Print the entries below word for word; the pictures stay out of your copy.

(Dataset excerpts)

━━━━

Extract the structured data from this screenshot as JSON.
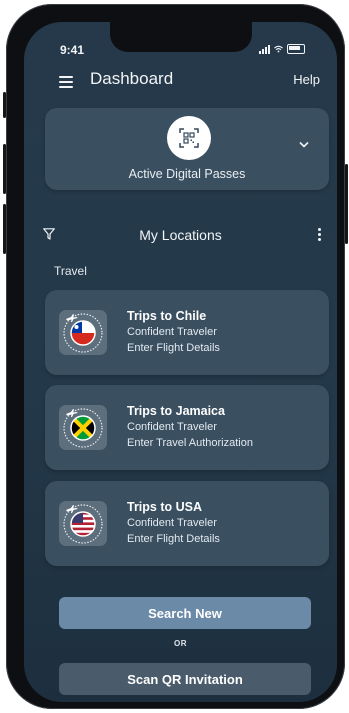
{
  "status_bar": {
    "time": "9:41"
  },
  "header": {
    "title": "Dashboard",
    "help_label": "Help"
  },
  "passes": {
    "label": "Active Digital Passes",
    "icon": "qr-code-icon"
  },
  "locations": {
    "title": "My Locations",
    "section_label": "Travel"
  },
  "trips": [
    {
      "name": "Trips to Chile",
      "subtitle": "Confident Traveler",
      "action": "Enter Flight Details",
      "flag": "chile"
    },
    {
      "name": "Trips to Jamaica",
      "subtitle": "Confident Traveler",
      "action": "Enter Travel Authorization",
      "flag": "jamaica"
    },
    {
      "name": "Trips to USA",
      "subtitle": "Confident Traveler",
      "action": "Enter Flight Details",
      "flag": "usa"
    }
  ],
  "actions": {
    "search_label": "Search New",
    "or_label": "OR",
    "scan_label": "Scan QR Invitation"
  },
  "colors": {
    "background": "#243a4b",
    "card": "#3a4f60",
    "primary_button": "#6b8aa7",
    "secondary_button": "#4a5c6b"
  }
}
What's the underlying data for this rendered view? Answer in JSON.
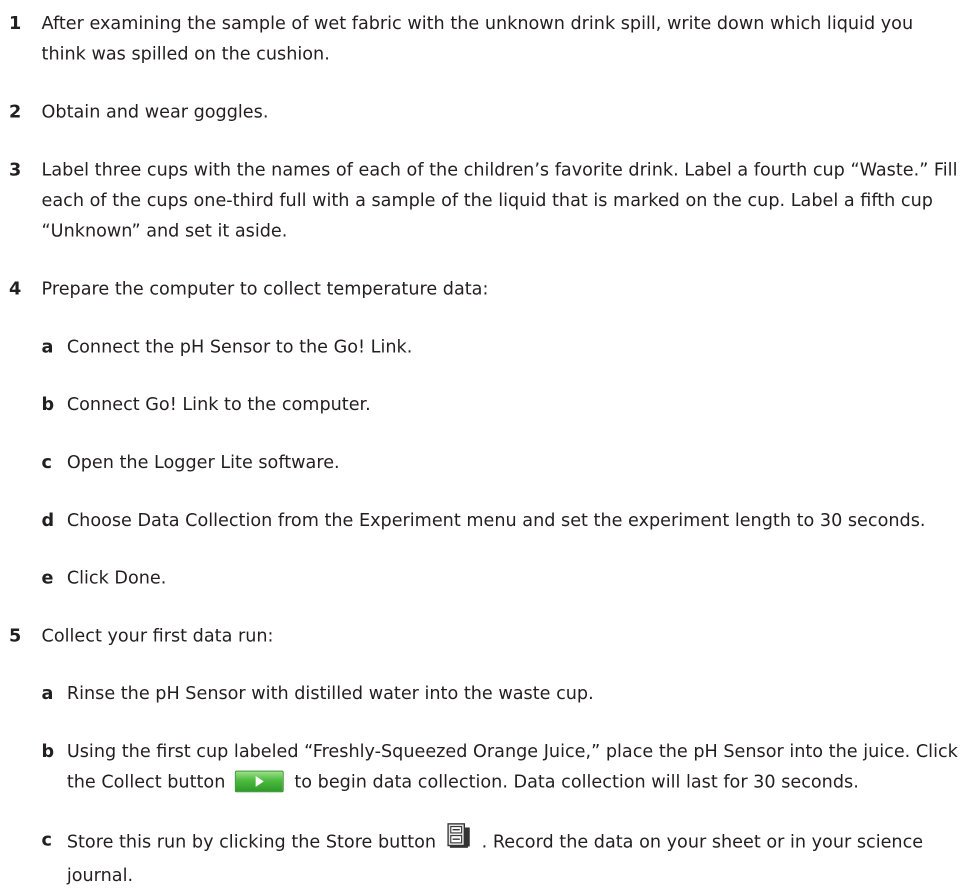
{
  "steps": [
    {
      "num": "1",
      "text": "After examining the sample of wet fabric with the unknown drink spill, write down which liquid you think was spilled on the cushion."
    },
    {
      "num": "2",
      "text": "Obtain and wear goggles."
    },
    {
      "num": "3",
      "text": "Label three cups with the names of each of the children’s favorite drink. Label a fourth cup “Waste.” Fill each of the cups one-third full with a sample of the liquid that is marked on the cup. Label a fifth cup “Unknown” and set it aside."
    },
    {
      "num": "4",
      "text": "Prepare the computer to collect temperature data:",
      "sub": [
        {
          "letter": "a",
          "text": "Connect the pH Sensor to the Go! Link."
        },
        {
          "letter": "b",
          "text": "Connect Go! Link to the computer."
        },
        {
          "letter": "c",
          "text": "Open the Logger Lite software."
        },
        {
          "letter": "d",
          "text": "Choose Data Collection from the Experiment menu and set the experiment length to 30 seconds."
        },
        {
          "letter": "e",
          "text": "Click Done."
        }
      ]
    },
    {
      "num": "5",
      "text": "Collect your first data run:",
      "sub": [
        {
          "letter": "a",
          "text": "Rinse the pH Sensor with distilled water into the waste cup."
        },
        {
          "letter": "b",
          "text_before": "Using the first cup labeled “Freshly-Squeezed Orange Juice,” place the pH Sensor into the juice. Click the Collect button",
          "text_after": "to begin data collection. Data collection will last for 30 seconds."
        },
        {
          "letter": "c",
          "text_before": "Store this run by clicking the Store button",
          "text_after": ". Record the data on your sheet or in your science journal."
        }
      ]
    }
  ],
  "icons": {
    "collect": "collect-button-icon",
    "store": "store-button-icon",
    "collect_color": "#3cb034"
  }
}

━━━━

• _Output for this task_:
Extract the structured data from this screenshot as JSON.
{
  "status_bar": {
    "time": "9:41"
  },
  "header": {
    "title": "Dashboard",
    "help_label": "Help"
  },
  "passes": {
    "label": "Active Digital Passes",
    "icon": "qr-code-icon"
  },
  "locations": {
    "title": "My Locations",
    "section_label": "Travel"
  },
  "trips": [
    {
      "name": "Trips to Chile",
      "subtitle": "Confident Traveler",
      "action": "Enter Flight Details",
      "flag": "chile"
    },
    {
      "name": "Trips to Jamaica",
      "subtitle": "Confident Traveler",
      "action": "Enter Travel Authorization",
      "flag": "jamaica"
    },
    {
      "name": "Trips to USA",
      "subtitle": "Confident Traveler",
      "action": "Enter Flight Details",
      "flag": "usa"
    }
  ],
  "actions": {
    "search_label": "Search New",
    "or_label": "OR",
    "scan_label": "Scan QR Invitation"
  },
  "colors": {
    "background": "#243a4b",
    "card": "#3a4f60",
    "primary_button": "#6b8aa7",
    "secondary_button": "#4a5c6b"
  }
}
What's the underlying data for this rendered view? Answer in JSON.
{
  "steps": [
    {
      "num": "1",
      "text": "After examining the sample of wet fabric with the unknown drink spill, write down which liquid you think was spilled on the cushion."
    },
    {
      "num": "2",
      "text": "Obtain and wear goggles."
    },
    {
      "num": "3",
      "text": "Label three cups with the names of each of the children’s favorite drink. Label a fourth cup “Waste.” Fill each of the cups one-third full with a sample of the liquid that is marked on the cup. Label a fifth cup “Unknown” and set it aside."
    },
    {
      "num": "4",
      "text": "Prepare the computer to collect temperature data:",
      "sub": [
        {
          "letter": "a",
          "text": "Connect the pH Sensor to the Go! Link."
        },
        {
          "letter": "b",
          "text": "Connect Go! Link to the computer."
        },
        {
          "letter": "c",
          "text": "Open the Logger Lite software."
        },
        {
          "letter": "d",
          "text": "Choose Data Collection from the Experiment menu and set the experiment length to 30 seconds."
        },
        {
          "letter": "e",
          "text": "Click Done."
        }
      ]
    },
    {
      "num": "5",
      "text": "Collect your first data run:",
      "sub": [
        {
          "letter": "a",
          "text": "Rinse the pH Sensor with distilled water into the waste cup."
        },
        {
          "letter": "b",
          "text_before": "Using the first cup labeled “Freshly-Squeezed Orange Juice,” place the pH Sensor into the juice. Click the Collect button",
          "text_after": "to begin data collection. Data collection will last for 30 seconds."
        },
        {
          "letter": "c",
          "text_before": "Store this run by clicking the Store button",
          "text_after": ". Record the data on your sheet or in your science journal."
        }
      ]
    }
  ],
  "icons": {
    "collect": "collect-button-icon",
    "store": "store-button-icon",
    "collect_color": "#3cb034"
  }
}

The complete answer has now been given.